(Exercise inputs Opens)
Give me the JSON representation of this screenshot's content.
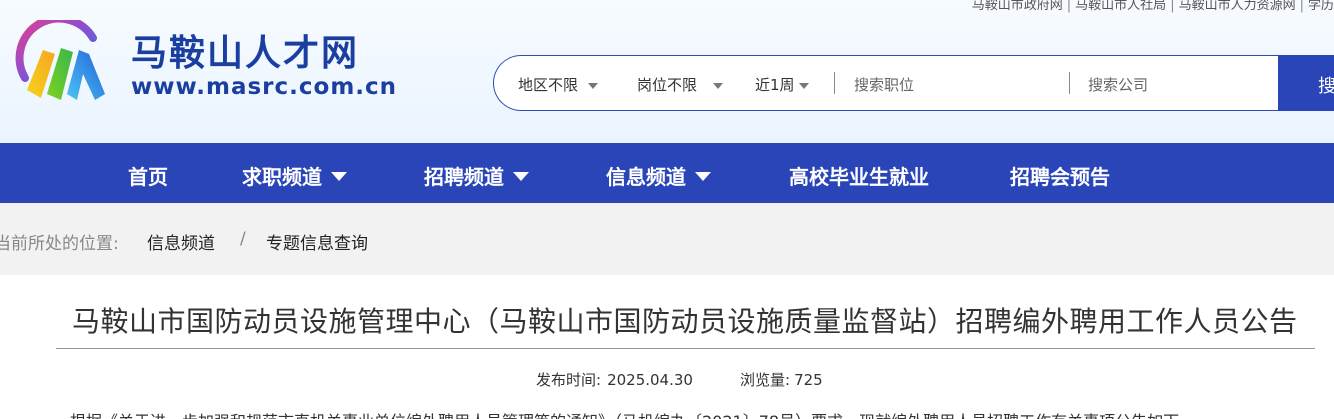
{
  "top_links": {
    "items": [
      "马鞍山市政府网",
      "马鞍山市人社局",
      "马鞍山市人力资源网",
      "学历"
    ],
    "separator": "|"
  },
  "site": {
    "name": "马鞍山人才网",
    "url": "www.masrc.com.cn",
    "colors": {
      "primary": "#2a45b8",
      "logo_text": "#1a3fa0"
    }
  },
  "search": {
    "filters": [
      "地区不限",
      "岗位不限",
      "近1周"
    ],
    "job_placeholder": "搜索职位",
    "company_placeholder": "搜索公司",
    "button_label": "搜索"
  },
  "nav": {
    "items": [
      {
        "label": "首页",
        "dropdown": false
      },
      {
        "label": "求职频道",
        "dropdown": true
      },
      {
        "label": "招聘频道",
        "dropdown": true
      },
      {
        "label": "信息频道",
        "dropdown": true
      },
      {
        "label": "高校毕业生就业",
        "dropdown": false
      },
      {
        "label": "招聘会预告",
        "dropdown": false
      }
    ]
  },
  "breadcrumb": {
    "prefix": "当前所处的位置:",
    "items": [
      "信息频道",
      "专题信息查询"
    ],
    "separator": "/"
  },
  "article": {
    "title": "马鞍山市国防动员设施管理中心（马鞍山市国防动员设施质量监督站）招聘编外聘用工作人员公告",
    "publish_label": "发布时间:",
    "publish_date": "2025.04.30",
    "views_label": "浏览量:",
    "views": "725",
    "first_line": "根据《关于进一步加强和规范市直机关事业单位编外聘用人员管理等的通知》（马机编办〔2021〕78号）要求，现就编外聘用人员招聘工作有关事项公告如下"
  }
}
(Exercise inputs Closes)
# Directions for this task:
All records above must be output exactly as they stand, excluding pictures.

# Answer section:
Give me the JSON representation of this screenshot's content.
{
  "top_links": {
    "items": [
      "马鞍山市政府网",
      "马鞍山市人社局",
      "马鞍山市人力资源网",
      "学历"
    ],
    "separator": "|"
  },
  "site": {
    "name": "马鞍山人才网",
    "url": "www.masrc.com.cn",
    "colors": {
      "primary": "#2a45b8",
      "logo_text": "#1a3fa0"
    }
  },
  "search": {
    "filters": [
      "地区不限",
      "岗位不限",
      "近1周"
    ],
    "job_placeholder": "搜索职位",
    "company_placeholder": "搜索公司",
    "button_label": "搜索"
  },
  "nav": {
    "items": [
      {
        "label": "首页",
        "dropdown": false
      },
      {
        "label": "求职频道",
        "dropdown": true
      },
      {
        "label": "招聘频道",
        "dropdown": true
      },
      {
        "label": "信息频道",
        "dropdown": true
      },
      {
        "label": "高校毕业生就业",
        "dropdown": false
      },
      {
        "label": "招聘会预告",
        "dropdown": false
      }
    ]
  },
  "breadcrumb": {
    "prefix": "当前所处的位置:",
    "items": [
      "信息频道",
      "专题信息查询"
    ],
    "separator": "/"
  },
  "article": {
    "title": "马鞍山市国防动员设施管理中心（马鞍山市国防动员设施质量监督站）招聘编外聘用工作人员公告",
    "publish_label": "发布时间:",
    "publish_date": "2025.04.30",
    "views_label": "浏览量:",
    "views": "725",
    "first_line": "根据《关于进一步加强和规范市直机关事业单位编外聘用人员管理等的通知》（马机编办〔2021〕78号）要求，现就编外聘用人员招聘工作有关事项公告如下"
  }
}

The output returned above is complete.